(Website and app data records)
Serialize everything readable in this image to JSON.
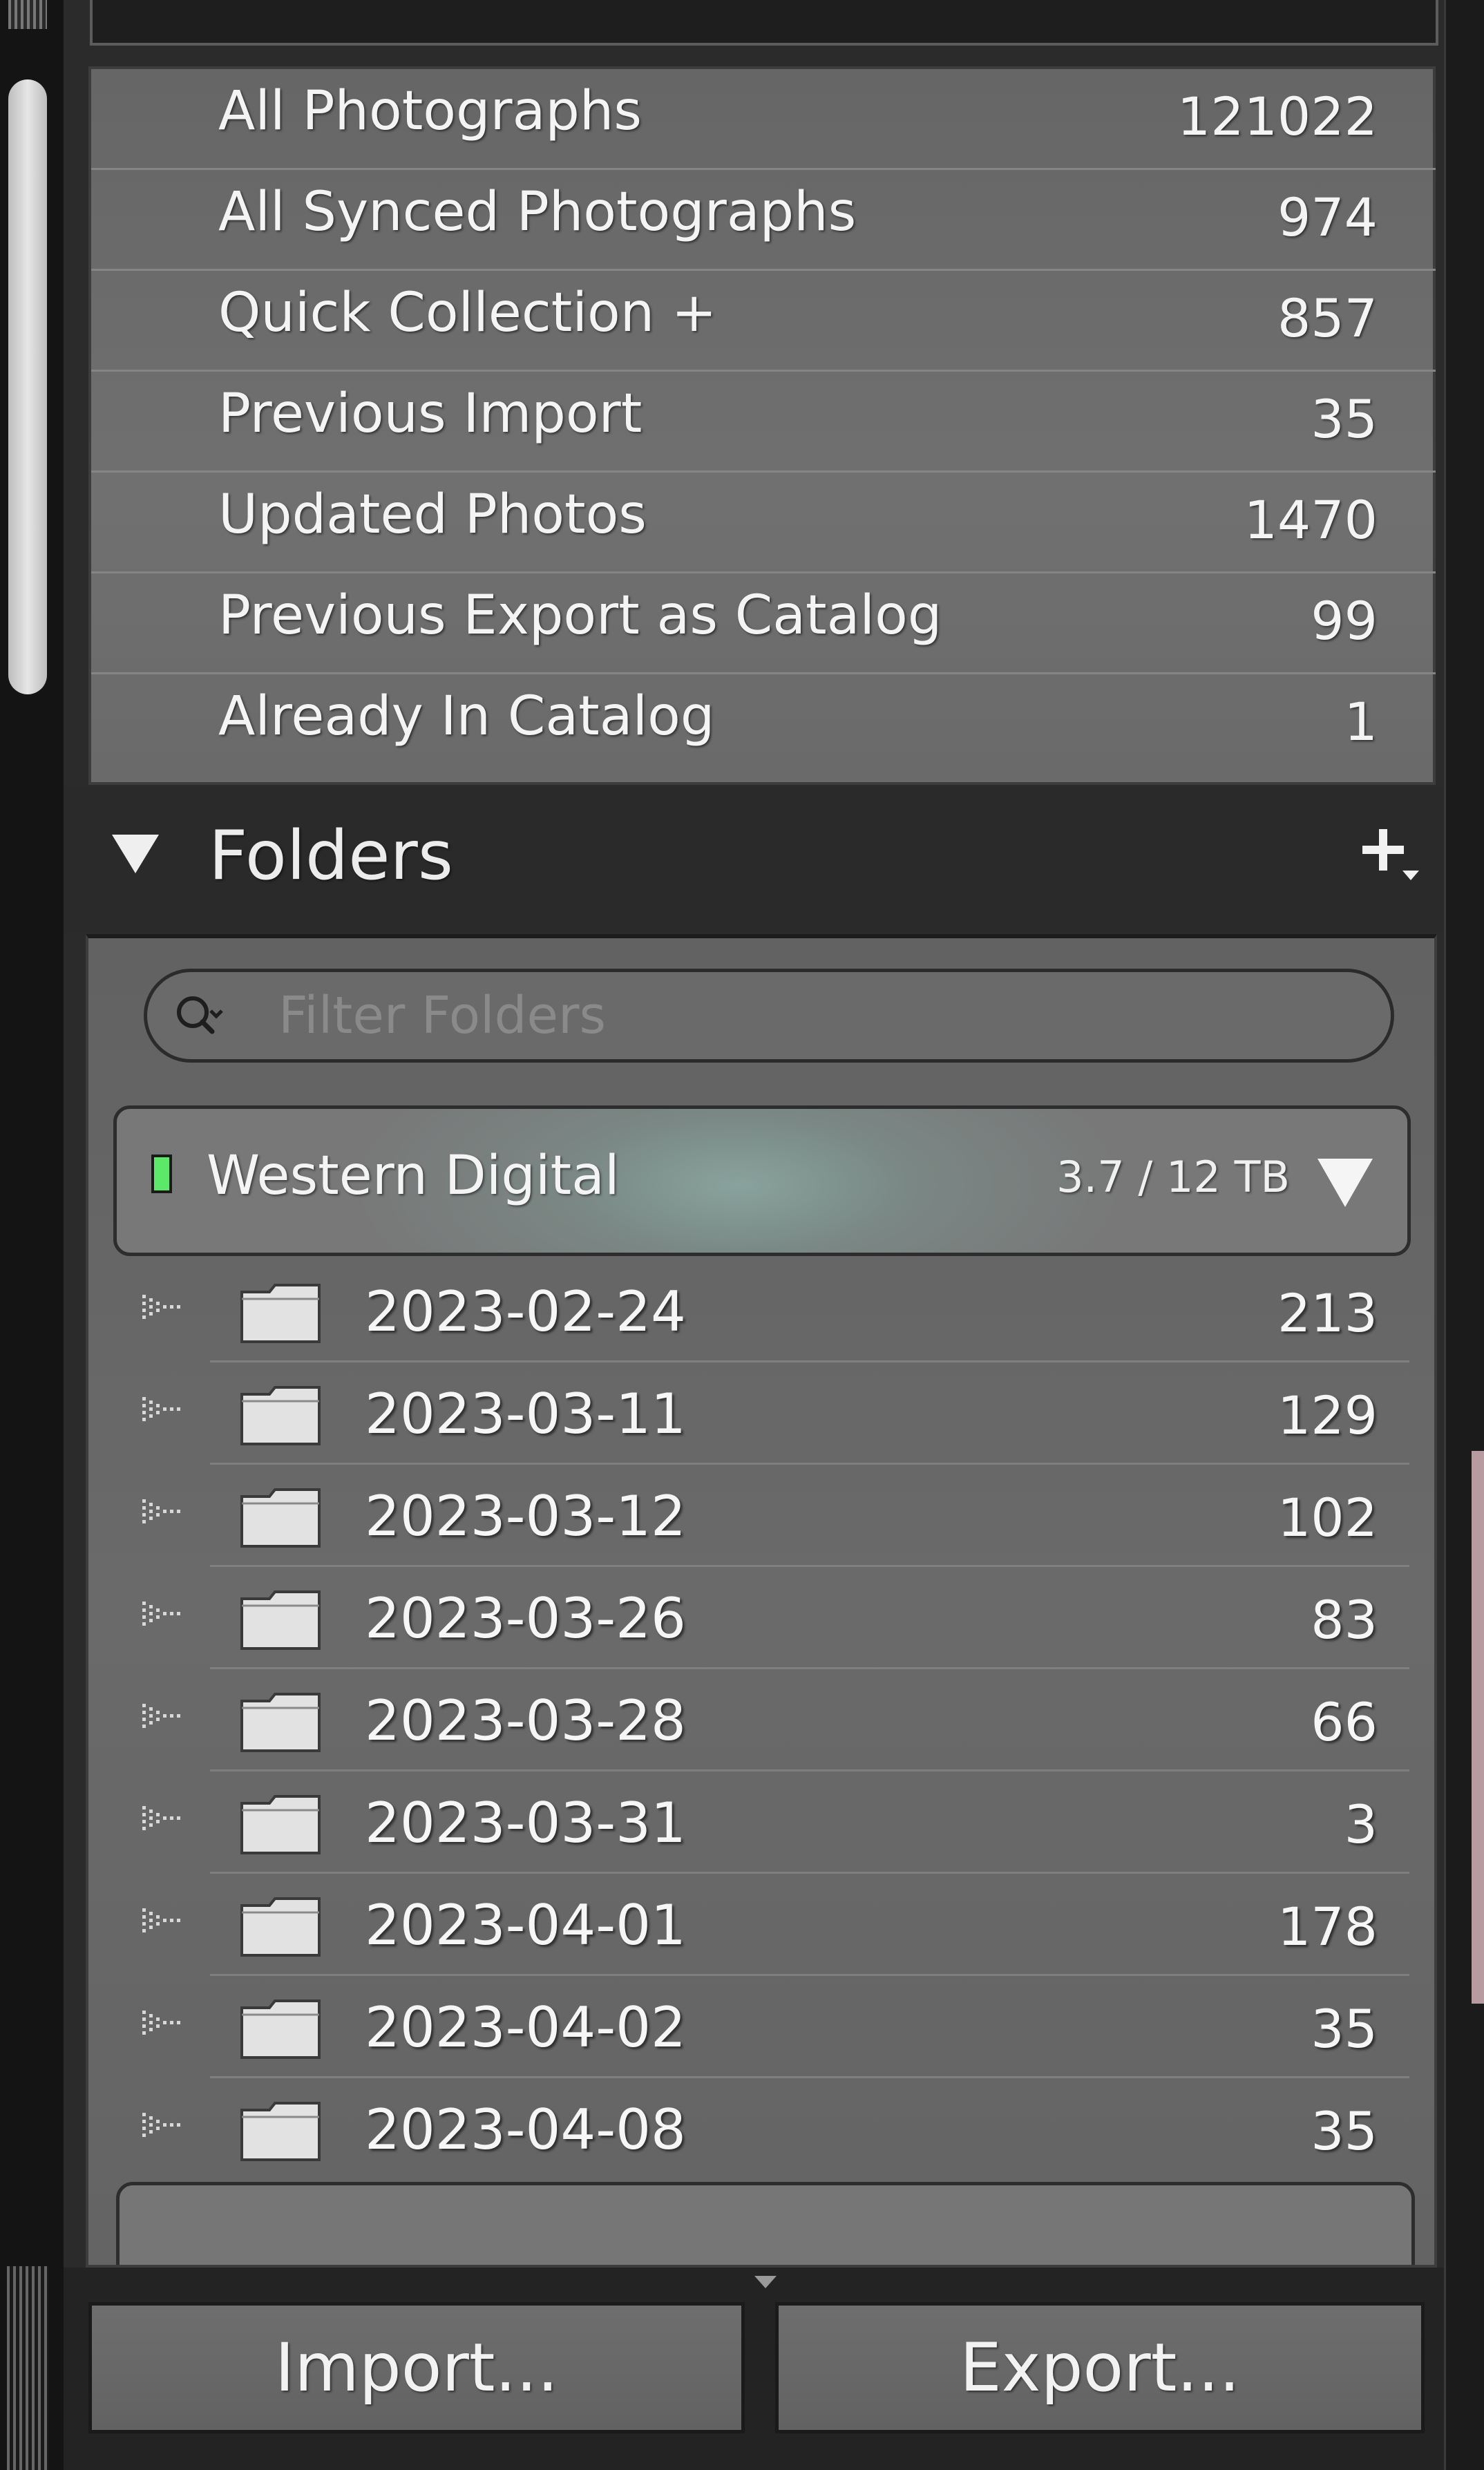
{
  "collections": [
    {
      "label": "All Photographs",
      "count": "121022"
    },
    {
      "label": "All Synced Photographs",
      "count": "974"
    },
    {
      "label": "Quick Collection +",
      "count": "857"
    },
    {
      "label": "Previous Import",
      "count": "35"
    },
    {
      "label": "Updated Photos",
      "count": "1470"
    },
    {
      "label": "Previous Export as Catalog",
      "count": "99"
    },
    {
      "label": "Already In Catalog",
      "count": "1"
    }
  ],
  "folders": {
    "title": "Folders",
    "filter_placeholder": "Filter Folders",
    "volume": {
      "name": "Western Digital",
      "usage": "3.7 / 12 TB",
      "status_color": "#5ee86a"
    },
    "items": [
      {
        "name": "2023-02-24",
        "count": "213"
      },
      {
        "name": "2023-03-11",
        "count": "129"
      },
      {
        "name": "2023-03-12",
        "count": "102"
      },
      {
        "name": "2023-03-26",
        "count": "83"
      },
      {
        "name": "2023-03-28",
        "count": "66"
      },
      {
        "name": "2023-03-31",
        "count": "3"
      },
      {
        "name": "2023-04-01",
        "count": "178"
      },
      {
        "name": "2023-04-02",
        "count": "35"
      },
      {
        "name": "2023-04-08",
        "count": "35"
      }
    ]
  },
  "buttons": {
    "import": "Import...",
    "export": "Export..."
  },
  "icons": {
    "section_toggle": "disclosure-triangle-icon",
    "add_folder": "plus-dropdown-icon",
    "search": "search-icon",
    "folder": "folder-icon",
    "expand": "disclosure-dots-icon"
  }
}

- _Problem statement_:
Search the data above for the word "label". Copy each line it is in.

- _Response for this exercise_:
      "label": "All Photographs",
      "label": "All Synced Photographs",
      "label": "Quick Collection +",
      "label": "Previous Import",
      "label": "Updated Photos",
      "label": "Previous Export as Catalog",
      "label": "Already In Catalog",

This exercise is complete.